Click on this link. This week, we have listings about the Forsythia Festival, Oak Street Co-op and open houses at Winchester School.
And all that jazz …
Over the last few months, Cabbagetown’s restaurants and bars have been offering some of the finest jazz available in the city. The Cobourg started it with their outstanding Sunday evening performances. Now, Piccolo has Friday and Saturday night sessions, Big Momma’s Boy has Sunday afternoon events, Stonegrill on Winchester has Sunday jazz brunches and, of course, Cobourg finishes the weekend with their Sunday jazz evenings.
And now, you can also add Big Momma’s Boy’s regular Tuesday night comedy cabarets

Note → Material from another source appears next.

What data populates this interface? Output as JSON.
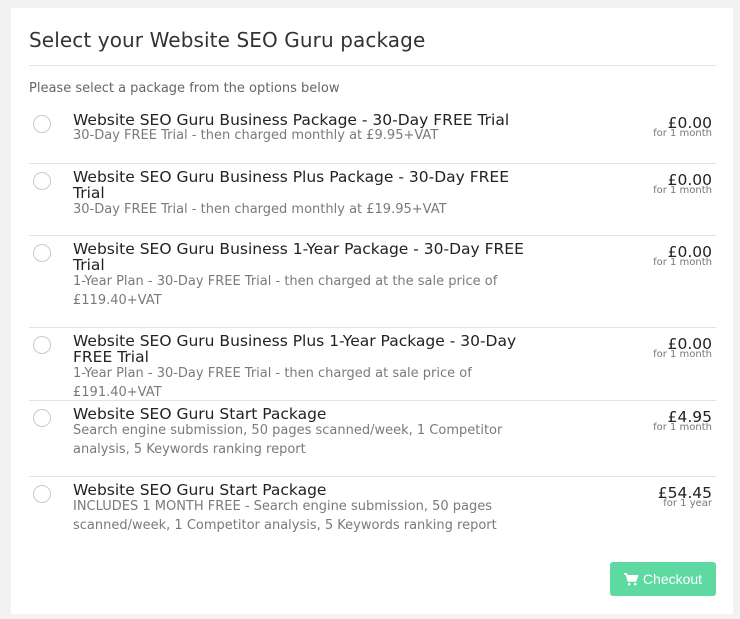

We’re using the photos and captions on the right side of the Newsletter to list these performances each week. Check them out.
It’s been a year!
The Union (242 Carlton) is celebrating its first anniversary with special events and a month-long art show.
On Saturday afternoon from 2 to 4 pm, they’re holding a Goallage workshop. On the web, click on www.theunionyogacenter.ca/blog/goallage-workshop for more information. In the evening from 6 to 9 pm, the celebrations include d.j. Madame Hair’s French tunes, free yoga passes and memberships, tea, bubbly and other yogic treats.
From January 26 to February 29, Christy Shapely and Sarah Oliver present the First Union Group Crafts Show. Information about their show can be seen at www.theunionyogacenter.ca/union-gallery. Their works will also be available at a silent auction during the Anniversary Party.
Renaissance Yoga & Ayurveda (391 Ontario) have just listed their Spring calendar. You can see the full listings at http://www.renaissanceyoga.ca/
Greater Mind International (250A Carlton) is hosting an open house on Saturday from 10 am to 7 pm. Included is a round-table discussion at 2 pm. Bring your health concerns and explorer how their services can help you.
Your opinions matter to us
Last year, the Don Vale Cabbagetown Residents’ Association circulated a survey to its membership in Cabbagetown asking for reactions to Parliament Street and its offerings.
The results have all been tallied and they’re fascinating:
- An enthusiastic response. Over 1100 surveys were distributed and 468 people replied (42%). Although people answered some questions and skipped others, the same high number (468) answered both the first and the last questions. Many people wrote extra answers on the questionnaire and many of those comments were passionate.
- Enthusiastic shoppers. 48% of the respondents shop here at least once a week and 45% more shop here every day. In total, 93% describe themselves as regular shoppers.
- People like the convenience, the available choices in the stores, the quality of the goods and services, and well-informed staff. People also spontaneously wrote on their forms that they like to support their local businesses and they find this to be a friendly neighbourhood.
- Recent purchases include groceries, pharmacy supplies, wine and liquor, hardware supplies, restaurants, pubs and dry cleaning.
- 65% also regularly shop elsewhere, looking for a wider selection and for different quality of goods and services.
A few conclusions jump out of this data. Above all, our neighbours feel strongly about their business district. Throughout the responses, there is a constant sense of enjoyment and involvement with local businesses. They are an important part of Cabbagetown. Not surprisingly, this is a place for convenience shopping. It’s also not surprising that people will enjoy the larger city and seek out different selections and different qualities elsewhere.
Very specific comments were given about streetscapes, security and shopping choices. These comments will be compiled and circulated so that businesses, municipal officials, the police and social service agencies will learn about your views.
The survey promises to be a powerful tool for future planning in Cabbagetown.
Over the summer, the City of Toronto studied panhandling in the tourism districts and possible ways to assist street people. This report offered some concrete hope that progress can be made by helping people to plug into existing social services. Using a “non-enforcement” approach, City staff learned why people are panhandling, whether they know the alternatives that are available and what needs panhandling is answering. In the end, staff feel that over 60% of the panhandlers will accept other assistance once they know about it and are comfortable with it. This report will now go to City Council along with recommendations to implement it.
In the meantime, it is worth repeating that we can resist panhandlers simply by not giving money to them.
Don’t forget –
For local neighbourhood events,